Rural and Environment
Challenging advice for fishermen expected
Fisheries Secretary Fergus Ewing comments on the joint recommendations for landing obligations which will come into effect in 2020.
Mr Ewing said:
Fishermen across the country will be aware of the imminent publication of advice which could have a major bearing on what species they can catch, and in what quantities in the coming year.
The joint recommendations from European member states – including the UK – have now been submitted to the European Commission and, if passed, will mean additional exemptions and technical measures to support the discard ban, which would come into effect in January 2020.
These could prove to be particularly restrictive for those fishing some of Scotland’s most vulnerable stocks, such as West Coast Cod, as part of a ‘bycatch reduction plan’.
Given the complexity of the process, I wanted to explain how these recommendations are agreed upon, what the potential risks are for the industry, and why we must adhere to them for the sake of ensuring the long term viability of the industry.
I’d also like to outline what the Scottish Government is doing to tackle these issues, as I recognise the potential damage that such constraints can have on some of our vulnerable coastal communities.
But it is also important that our fishermen acknowledge and act on their responsibility to fish responsibly and sustainably.
As ever, the Scottish Government’s focus has been to find a balance between protecting industry from the introduction of restrictive measures by taking preventative action, whilst taking a responsible and scientific approach to securing the future of our precious marine life.
The process by which these recommendations are agreed is an arduous one, underpinned by top level scientific research, with the details being ironed out in lengthy discussions between European member states, before a joint recommendation is eventually agreed upon.
Scottish Government scientists and policy officials have been involved in that process for many months now. Through discussion and collaboration with the fishing industry and environmental groups, we have agreed a set of measures which will help the industry comply with the landing obligation and also to offer additional protections to our most vulnerable stocks.

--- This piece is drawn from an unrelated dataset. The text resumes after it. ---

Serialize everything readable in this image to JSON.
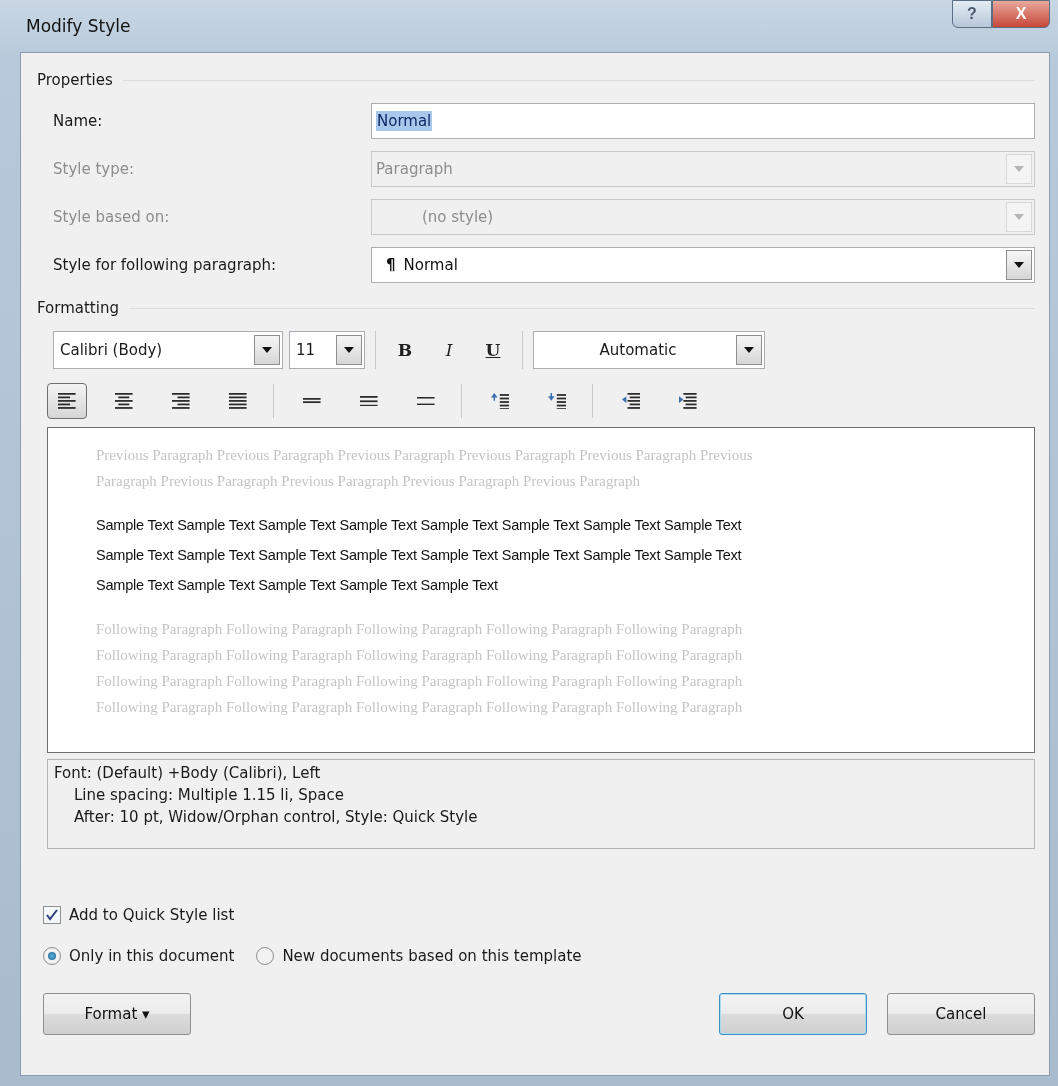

Many people will know the challenges we face with implementing the landing obligation, particularly the risks of ‘choke species’ which can occur when there isn’t enough quota available for a fleet to continue fishing, causing an early ‘tie-up’. These are not issues that we face alone and are replicated across the whole EU. We therefore need an EU-wide response to make sure that we put in place the right measures and that these are delivered on an equivalent basis.
The challenges of implementing the landing obligation are likely to be exacerbated next year with upcoming challenging scientific advice on a number of North Sea stocks, including cod. It’s vital that we put in place an appropriate response to this in order to protect the stock and to secure the long term sustainability of our fleet. We want to work with industry, environmental groups, scientists and fishery managers from across Europe to put the right measures in place.
Whilst the Scottish Government will do what it can to support the industry and put in place sensible management measures, the onus is also on individual vessels and producer organisations to manage choke risks at a local level – either through swaps or by changing fishing practices. That’s a message that isn’t always popular with industry, but we must all recognise we have a role to play in ensuring the sustainability of our fish stocks in the future.